## Goal of the exercise
Copy each line below holding "structure".

## Information
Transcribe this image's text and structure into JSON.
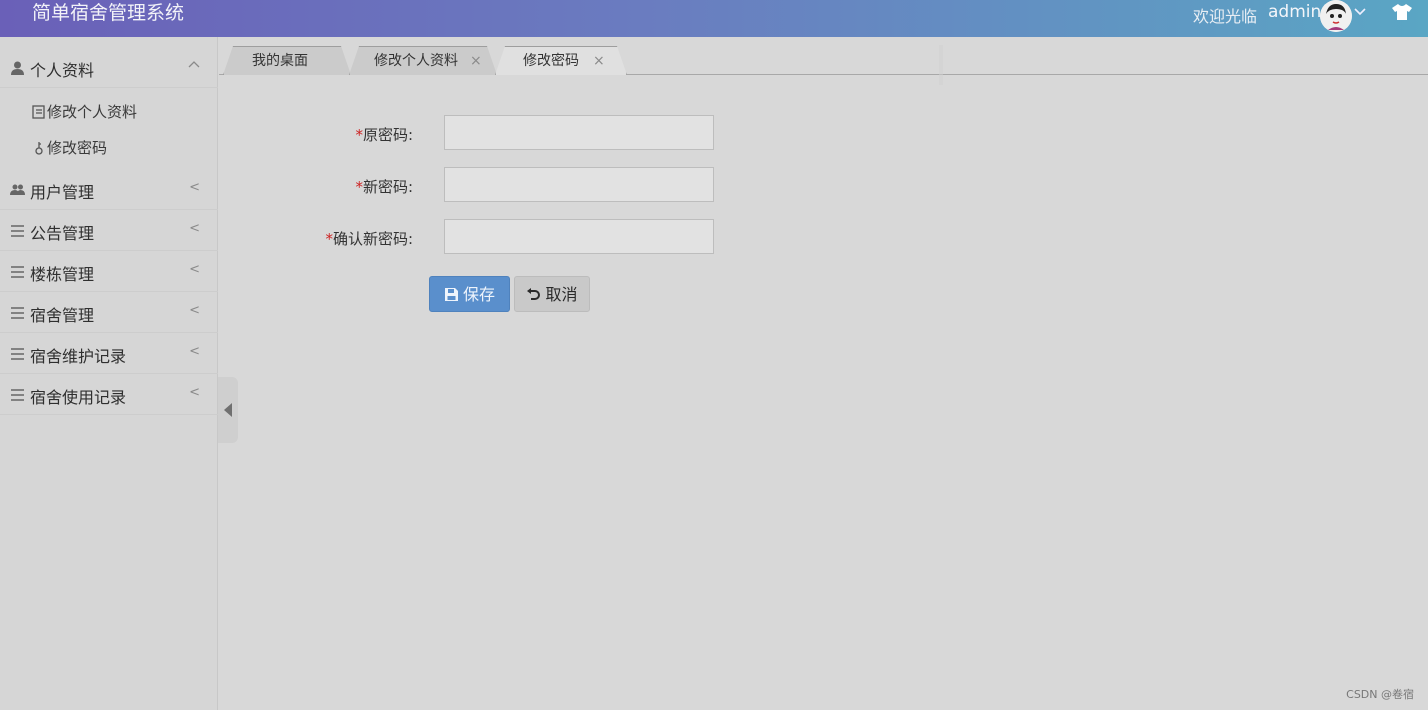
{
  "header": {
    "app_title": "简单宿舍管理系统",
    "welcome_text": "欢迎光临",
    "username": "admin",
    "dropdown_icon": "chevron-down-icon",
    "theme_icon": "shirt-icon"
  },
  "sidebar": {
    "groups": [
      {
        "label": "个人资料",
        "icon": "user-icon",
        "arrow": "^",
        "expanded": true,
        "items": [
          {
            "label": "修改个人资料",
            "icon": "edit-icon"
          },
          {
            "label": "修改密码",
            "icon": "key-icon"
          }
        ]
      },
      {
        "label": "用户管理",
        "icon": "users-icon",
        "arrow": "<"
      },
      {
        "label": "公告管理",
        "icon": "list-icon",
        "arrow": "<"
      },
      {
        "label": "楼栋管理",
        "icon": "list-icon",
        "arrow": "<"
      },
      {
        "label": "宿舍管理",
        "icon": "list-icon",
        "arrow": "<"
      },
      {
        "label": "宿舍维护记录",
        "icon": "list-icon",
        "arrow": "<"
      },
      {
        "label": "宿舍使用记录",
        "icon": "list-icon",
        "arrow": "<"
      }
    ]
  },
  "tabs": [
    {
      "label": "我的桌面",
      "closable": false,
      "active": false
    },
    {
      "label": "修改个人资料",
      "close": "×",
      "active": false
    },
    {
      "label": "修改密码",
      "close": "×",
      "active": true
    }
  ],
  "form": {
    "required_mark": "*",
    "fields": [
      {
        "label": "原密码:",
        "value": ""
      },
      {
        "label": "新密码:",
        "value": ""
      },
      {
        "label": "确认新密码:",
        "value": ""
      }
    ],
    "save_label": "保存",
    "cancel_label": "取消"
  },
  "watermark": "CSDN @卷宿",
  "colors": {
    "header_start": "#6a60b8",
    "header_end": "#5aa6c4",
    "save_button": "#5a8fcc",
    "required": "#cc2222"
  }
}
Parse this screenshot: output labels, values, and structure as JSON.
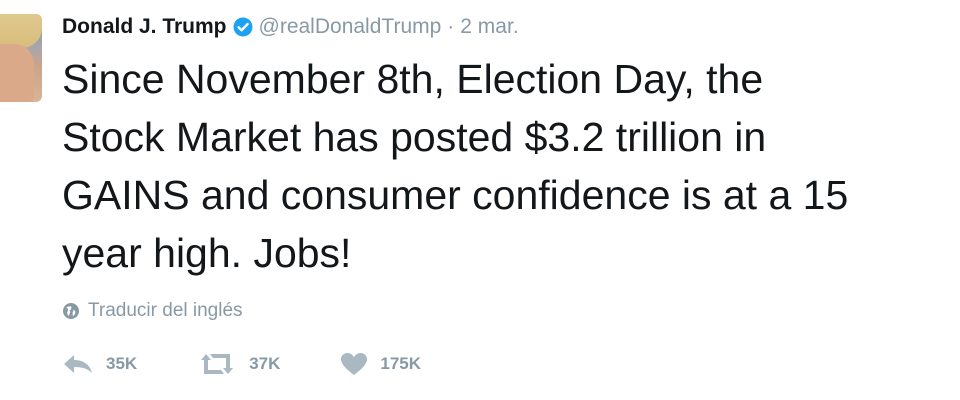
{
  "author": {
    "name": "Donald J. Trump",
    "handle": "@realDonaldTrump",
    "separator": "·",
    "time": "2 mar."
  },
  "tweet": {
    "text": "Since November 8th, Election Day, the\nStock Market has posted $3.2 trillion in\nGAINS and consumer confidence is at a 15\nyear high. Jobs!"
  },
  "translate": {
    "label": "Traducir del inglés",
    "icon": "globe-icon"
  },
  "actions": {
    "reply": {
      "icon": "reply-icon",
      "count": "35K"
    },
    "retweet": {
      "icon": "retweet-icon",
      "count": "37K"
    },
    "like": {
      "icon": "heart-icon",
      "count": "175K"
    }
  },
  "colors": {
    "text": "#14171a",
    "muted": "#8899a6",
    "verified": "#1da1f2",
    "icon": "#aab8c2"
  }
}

## Output of the exercise
Transcribe this image's text and structure into JSON.
Parse this screenshot: output labels, values, and structure as JSON.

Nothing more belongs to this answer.